Scott, Frank I; Vajravelu, Ravy K; Bewtra, Meenakshi et al. (2015) The benefit-to-risk balance of combining infliximab with azathioprine varies with age: a markov model. Clin Gastroenterol Hepatol 13:302-309.e11
Goldberg, David S; Reese, Peter P; Amaral, Sandra et al. (2014) Reframing the impact of combined heart-liver allocation on liver transplant wait-list candidates. Liver Transpl 20:1356-64
Goldberg, David S; Krok, Karen; Batra, Sachin et al. (2014) Impact of the hepatopulmonary syndrome MELD exception policy on outcomes of patients after liver transplantation: an analysis of the UNOS database. Gastroenterology 146:1256-65.e1
Goldberg, D S; Batra, S; Sahay, S et al. (2014) MELD exceptions for portopulmonary hypertension: current policy and future implementation. Am J Transplant 14:2081-7

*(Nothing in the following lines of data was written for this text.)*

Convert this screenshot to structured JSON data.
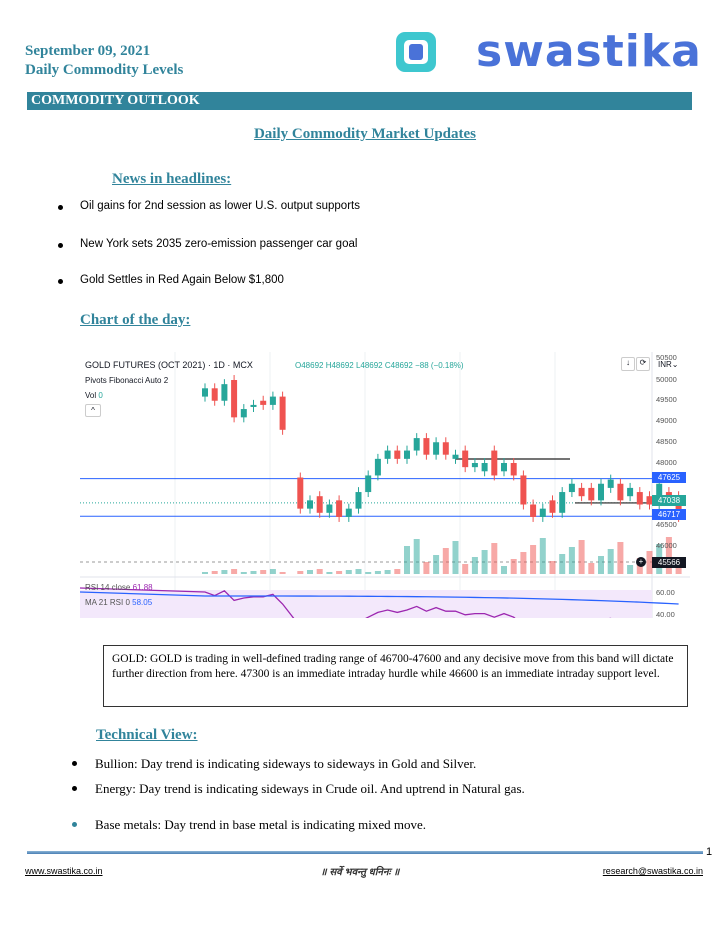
{
  "header": {
    "date": "September 09, 2021",
    "subtitle": "Daily Commodity Levels",
    "logo_text": "swastika",
    "banner": "COMMODITY OUTLOOK",
    "page_title": "Daily Commodity Market Updates"
  },
  "news": {
    "heading": "News in headlines:",
    "items": [
      "Oil gains for 2nd session as lower U.S. output supports",
      "New York sets 2035 zero-emission passenger car goal",
      "Gold Settles in Red Again Below $1,800"
    ]
  },
  "chart_section": {
    "heading": "Chart of the day:",
    "symbol": "GOLD FUTURES (OCT 2021) · 1D · MCX",
    "ohlc": "O48692 H48692 L48692 C48692 −88 (−0.18%)",
    "pivots": "Pivots Fibonacci Auto 2",
    "vol_label": "Vol",
    "vol_value": "0",
    "currency": "INR",
    "price_ticks": [
      "50500",
      "50000",
      "49500",
      "49000",
      "48500",
      "48000",
      "47500",
      "46500",
      "46000"
    ],
    "price_labels": {
      "upper": "47625",
      "last": "47038",
      "lower": "46717",
      "crosshair": "45566"
    },
    "rsi_label": "RSI 14 close",
    "rsi_value": "61.88",
    "ma_label": "MA 21 RSI 0",
    "ma_value": "58.05",
    "rsi_ticks": [
      "60.00",
      "40.00"
    ],
    "colors": {
      "up": "#26a69a",
      "down": "#ef5350",
      "rsi": "#9c27b0",
      "ma": "#2962ff",
      "level": "#2962ff"
    },
    "candles": [
      [
        49600,
        49800
      ],
      [
        49800,
        49500
      ],
      [
        49500,
        49900
      ],
      [
        50000,
        49100
      ],
      [
        49100,
        49300
      ],
      [
        49350,
        49400
      ],
      [
        49500,
        49400
      ],
      [
        49400,
        49600
      ],
      [
        49600,
        48800
      ],
      [
        47650,
        46900
      ],
      [
        46900,
        47100
      ],
      [
        47200,
        46800
      ],
      [
        46800,
        47000
      ],
      [
        47100,
        46700
      ],
      [
        46700,
        46900
      ],
      [
        46900,
        47300
      ],
      [
        47300,
        47700
      ],
      [
        47700,
        48100
      ],
      [
        48100,
        48300
      ],
      [
        48300,
        48100
      ],
      [
        48100,
        48300
      ],
      [
        48300,
        48600
      ],
      [
        48600,
        48200
      ],
      [
        48200,
        48500
      ],
      [
        48500,
        48200
      ],
      [
        48100,
        48200
      ],
      [
        48300,
        47900
      ],
      [
        47900,
        48000
      ],
      [
        47800,
        48000
      ],
      [
        48300,
        47700
      ],
      [
        47800,
        48000
      ],
      [
        48000,
        47700
      ],
      [
        47700,
        47000
      ],
      [
        47000,
        46700
      ],
      [
        46700,
        46900
      ],
      [
        47100,
        46800
      ],
      [
        46800,
        47300
      ],
      [
        47300,
        47500
      ],
      [
        47400,
        47200
      ],
      [
        47400,
        47100
      ],
      [
        47100,
        47500
      ],
      [
        47400,
        47600
      ],
      [
        47500,
        47100
      ],
      [
        47200,
        47400
      ],
      [
        47300,
        47000
      ],
      [
        47200,
        47000
      ],
      [
        47000,
        47500
      ],
      [
        47300,
        47200
      ],
      [
        47200,
        46700
      ]
    ]
  },
  "commentary": "GOLD: GOLD is trading in well-defined trading range of 46700-47600 and any decisive move from this band will dictate further direction from here. 47300 is an immediate intraday hurdle while 46600 is an immediate intraday support level.",
  "technical": {
    "heading": "Technical View:",
    "items": [
      "Bullion: Day trend is indicating sideways to sideways in Gold and Silver.",
      "Energy: Day trend is indicating sideways in Crude oil. And uptrend in Natural gas.",
      "Base metals: Day trend in base metal is indicating mixed move."
    ]
  },
  "footer": {
    "page_number": "1",
    "website": "www.swastika.co.in",
    "motto": "॥ सर्वे भवन्तु धनिनः ॥",
    "email": "research@swastika.co.in"
  }
}
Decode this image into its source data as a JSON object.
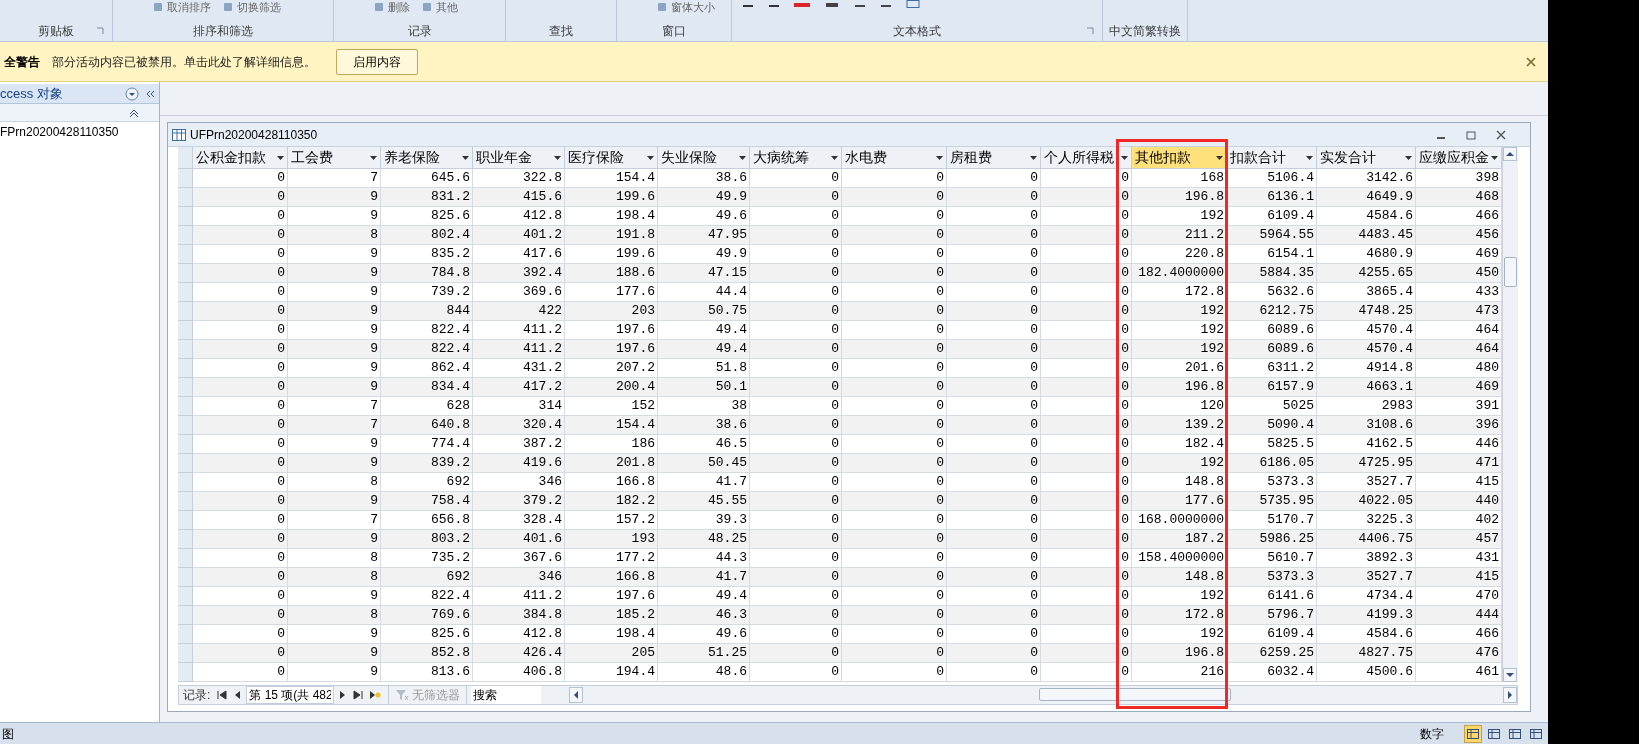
{
  "ribbon": {
    "groups": [
      {
        "label": "剪贴板",
        "launcher": true
      },
      {
        "label": "排序和筛选",
        "controls": [
          "取消排序",
          "切换筛选"
        ],
        "launcher": false
      },
      {
        "label": "记录",
        "controls": [
          "删除",
          "其他"
        ],
        "launcher": false
      },
      {
        "label": "查找",
        "launcher": false
      },
      {
        "label": "窗口",
        "controls": [
          "窗体大小"
        ],
        "launcher": false
      },
      {
        "label": "文本格式",
        "launcher": true
      },
      {
        "label": "中文简繁转换",
        "launcher": false
      }
    ]
  },
  "message_bar": {
    "title": "全警告",
    "text": "部分活动内容已被禁用。单击此处了解详细信息。",
    "button": "启用内容"
  },
  "navigation_pane": {
    "title": "ccess 对象",
    "items": [
      "FPrn20200428110350"
    ]
  },
  "document": {
    "title": "UFPrn20200428110350",
    "columns": [
      {
        "label": "公积金扣款",
        "selected": false
      },
      {
        "label": "工会费",
        "selected": false
      },
      {
        "label": "养老保险",
        "selected": false
      },
      {
        "label": "职业年金",
        "selected": false
      },
      {
        "label": "医疗保险",
        "selected": false
      },
      {
        "label": "失业保险",
        "selected": false
      },
      {
        "label": "大病统筹",
        "selected": false
      },
      {
        "label": "水电费",
        "selected": false
      },
      {
        "label": "房租费",
        "selected": false
      },
      {
        "label": "个人所得税",
        "selected": false
      },
      {
        "label": "其他扣款",
        "selected": true
      },
      {
        "label": "扣款合计",
        "selected": false
      },
      {
        "label": "实发合计",
        "selected": false
      },
      {
        "label": "应缴应积金",
        "selected": false
      }
    ],
    "rows": [
      [
        "0",
        "7",
        "645.6",
        "322.8",
        "154.4",
        "38.6",
        "0",
        "0",
        "0",
        "0",
        "168",
        "5106.4",
        "3142.6",
        "398"
      ],
      [
        "0",
        "9",
        "831.2",
        "415.6",
        "199.6",
        "49.9",
        "0",
        "0",
        "0",
        "0",
        "196.8",
        "6136.1",
        "4649.9",
        "468"
      ],
      [
        "0",
        "9",
        "825.6",
        "412.8",
        "198.4",
        "49.6",
        "0",
        "0",
        "0",
        "0",
        "192",
        "6109.4",
        "4584.6",
        "466"
      ],
      [
        "0",
        "8",
        "802.4",
        "401.2",
        "191.8",
        "47.95",
        "0",
        "0",
        "0",
        "0",
        "211.2",
        "5964.55",
        "4483.45",
        "456"
      ],
      [
        "0",
        "9",
        "835.2",
        "417.6",
        "199.6",
        "49.9",
        "0",
        "0",
        "0",
        "0",
        "220.8",
        "6154.1",
        "4680.9",
        "469"
      ],
      [
        "0",
        "9",
        "784.8",
        "392.4",
        "188.6",
        "47.15",
        "0",
        "0",
        "0",
        "0",
        "182.4000000",
        "5884.35",
        "4255.65",
        "450"
      ],
      [
        "0",
        "9",
        "739.2",
        "369.6",
        "177.6",
        "44.4",
        "0",
        "0",
        "0",
        "0",
        "172.8",
        "5632.6",
        "3865.4",
        "433"
      ],
      [
        "0",
        "9",
        "844",
        "422",
        "203",
        "50.75",
        "0",
        "0",
        "0",
        "0",
        "192",
        "6212.75",
        "4748.25",
        "473"
      ],
      [
        "0",
        "9",
        "822.4",
        "411.2",
        "197.6",
        "49.4",
        "0",
        "0",
        "0",
        "0",
        "192",
        "6089.6",
        "4570.4",
        "464"
      ],
      [
        "0",
        "9",
        "822.4",
        "411.2",
        "197.6",
        "49.4",
        "0",
        "0",
        "0",
        "0",
        "192",
        "6089.6",
        "4570.4",
        "464"
      ],
      [
        "0",
        "9",
        "862.4",
        "431.2",
        "207.2",
        "51.8",
        "0",
        "0",
        "0",
        "0",
        "201.6",
        "6311.2",
        "4914.8",
        "480"
      ],
      [
        "0",
        "9",
        "834.4",
        "417.2",
        "200.4",
        "50.1",
        "0",
        "0",
        "0",
        "0",
        "196.8",
        "6157.9",
        "4663.1",
        "469"
      ],
      [
        "0",
        "7",
        "628",
        "314",
        "152",
        "38",
        "0",
        "0",
        "0",
        "0",
        "120",
        "5025",
        "2983",
        "391"
      ],
      [
        "0",
        "7",
        "640.8",
        "320.4",
        "154.4",
        "38.6",
        "0",
        "0",
        "0",
        "0",
        "139.2",
        "5090.4",
        "3108.6",
        "396"
      ],
      [
        "0",
        "9",
        "774.4",
        "387.2",
        "186",
        "46.5",
        "0",
        "0",
        "0",
        "0",
        "182.4",
        "5825.5",
        "4162.5",
        "446"
      ],
      [
        "0",
        "9",
        "839.2",
        "419.6",
        "201.8",
        "50.45",
        "0",
        "0",
        "0",
        "0",
        "192",
        "6186.05",
        "4725.95",
        "471"
      ],
      [
        "0",
        "8",
        "692",
        "346",
        "166.8",
        "41.7",
        "0",
        "0",
        "0",
        "0",
        "148.8",
        "5373.3",
        "3527.7",
        "415"
      ],
      [
        "0",
        "9",
        "758.4",
        "379.2",
        "182.2",
        "45.55",
        "0",
        "0",
        "0",
        "0",
        "177.6",
        "5735.95",
        "4022.05",
        "440"
      ],
      [
        "0",
        "7",
        "656.8",
        "328.4",
        "157.2",
        "39.3",
        "0",
        "0",
        "0",
        "0",
        "168.0000000",
        "5170.7",
        "3225.3",
        "402"
      ],
      [
        "0",
        "9",
        "803.2",
        "401.6",
        "193",
        "48.25",
        "0",
        "0",
        "0",
        "0",
        "187.2",
        "5986.25",
        "4406.75",
        "457"
      ],
      [
        "0",
        "8",
        "735.2",
        "367.6",
        "177.2",
        "44.3",
        "0",
        "0",
        "0",
        "0",
        "158.4000000",
        "5610.7",
        "3892.3",
        "431"
      ],
      [
        "0",
        "8",
        "692",
        "346",
        "166.8",
        "41.7",
        "0",
        "0",
        "0",
        "0",
        "148.8",
        "5373.3",
        "3527.7",
        "415"
      ],
      [
        "0",
        "9",
        "822.4",
        "411.2",
        "197.6",
        "49.4",
        "0",
        "0",
        "0",
        "0",
        "192",
        "6141.6",
        "4734.4",
        "470"
      ],
      [
        "0",
        "8",
        "769.6",
        "384.8",
        "185.2",
        "46.3",
        "0",
        "0",
        "0",
        "0",
        "172.8",
        "5796.7",
        "4199.3",
        "444"
      ],
      [
        "0",
        "9",
        "825.6",
        "412.8",
        "198.4",
        "49.6",
        "0",
        "0",
        "0",
        "0",
        "192",
        "6109.4",
        "4584.6",
        "466"
      ],
      [
        "0",
        "9",
        "852.8",
        "426.4",
        "205",
        "51.25",
        "0",
        "0",
        "0",
        "0",
        "196.8",
        "6259.25",
        "4827.75",
        "476"
      ],
      [
        "0",
        "9",
        "813.6",
        "406.8",
        "194.4",
        "48.6",
        "0",
        "0",
        "0",
        "0",
        "216",
        "6032.4",
        "4500.6",
        "461"
      ]
    ]
  },
  "record_navigator": {
    "label": "记录:",
    "position": "第 15 项(共 482",
    "filter": "无筛选器",
    "search_placeholder": "搜索"
  },
  "status_bar": {
    "left": "图",
    "mode": "数字",
    "views": [
      {
        "selected": true
      },
      {
        "selected": false
      },
      {
        "selected": false
      },
      {
        "selected": false
      }
    ]
  }
}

Goldberg, David S; Olthoff, Kim M (2014) Standardizing MELD Exceptions: Current Challenges and Future Directions. Curr Transplant Rep 1:232-237
Goldberg, David S; French, Benjamin; Abt, Peter L et al. (2014) Superior survival using living donors and donor-recipient matching using a novel living donor risk index. Hepatology 60:1717-26
Sulewski, Michael E; Wolf, Joshua H; Hasz, Richard et al. (2014) Combined heart-liver transplantation; implications for liver-alone wait list mortality. Transplantation 98:e45-7